To be sure, the words and phrases that frame this type of conservatism have changed. While in the 1960s homosexuals were often accused of being “perverts,” in the 1990s they were said to be too “different.” Today, opposition to the rights of same-sex couples is said to be a question of “choice.” New bottles, but old wine—the rejection of true equality under the law has remained the same.
Although Socialists enacted the legalization of gay marriage, most of them failed to mount a spirited defense of the law—just as fifteen years ago, when the civil union law was debated, the Socialist Party seemed reluctant to deliver on its own campaign promise, which had been included on its platform to appeal to young leftists. During the debates in the National Assembly in the spring of 2013, many members of Hollande’s party provided only half-hearted or token support for the proposed reform. This often left the pugnacious minister of justice, Christiane Taubira, the representative for French Guyana, fighting a lonely battle against right-wingers. Prime Minister Jean-Marc Ayrault publicly opposed the Socialists’ own family minister, who argued that the issue of medically assisted procreation (MAP) for homosexual couples could not be distinguished from the issue of marriage. In fact, only the Greens and the Communists—who hold few votes in the assembly—were willing to have a real debate on this question. As a result, French lesbians who want recourse to MAP must still travel to Brussels or Amsterdam—an unsettling echo from the past, when French women traveled to the same places to obtain abortions.
When it comes to sexual rights, the French left could be a lot bolder. But the only audacity most Socialists displayed cut the other way. In an odd speech given at the annual meeting of the 36,000-member French association of mayors—many of whom are conservative—Hollande himself suggested that they could always invoke the “conscience clause” if they did not want to wed gay couples. This was an amazing statement from the person who is supposed to be the guardian of the constitution, especially because there is no such thing as a “conscience clause” in French law. Rather, as the interior minister quickly—and quietly—reminded the prefects, refusing to marry gay couples would be an indictable breach of duty.

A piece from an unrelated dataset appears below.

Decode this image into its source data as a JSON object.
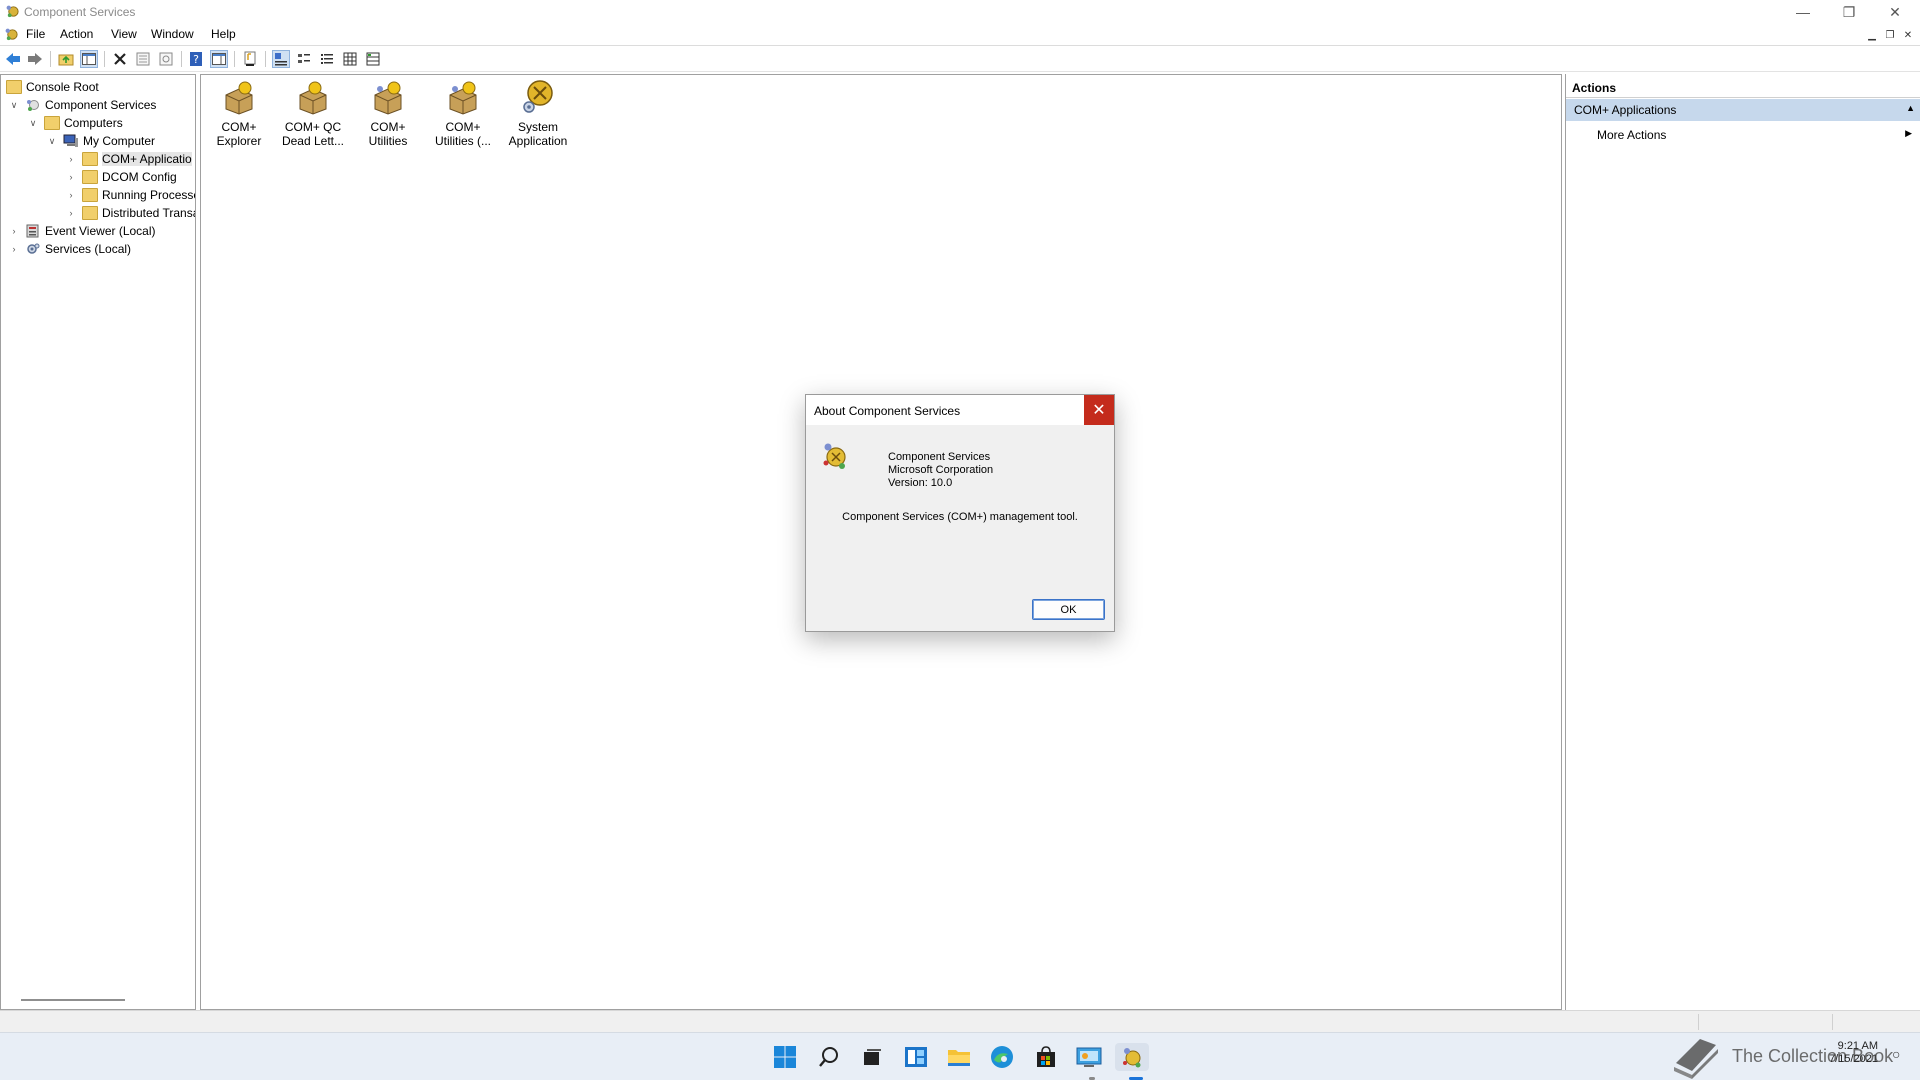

The issue of gay marriage thus reveals a social conservatism that remains strong even on the French left. Consider that only 2 of the 577 deputies in the National Assembly have come out as gays. Should we conclude that 99.65 percent of the representatives of the French people are heterosexual? If so, it is debatable whether they truly represent the republic they were elected to serve. Or perhaps our deputies, a majority of whom are Socialists, still believe in the virtues of the closet.
Translated by Jean-Christian Vinel.
Marc Olivier Baruch previously worked in the French departments of education and culture and the office of the prime minister. He now teaches contemporary history and history of the state in the École des hautes études en sciences sociales in Paris. He has written books on occupied France, postwar purges, and public elites under dictatorships, and a forthcoming essay on French historians and the law.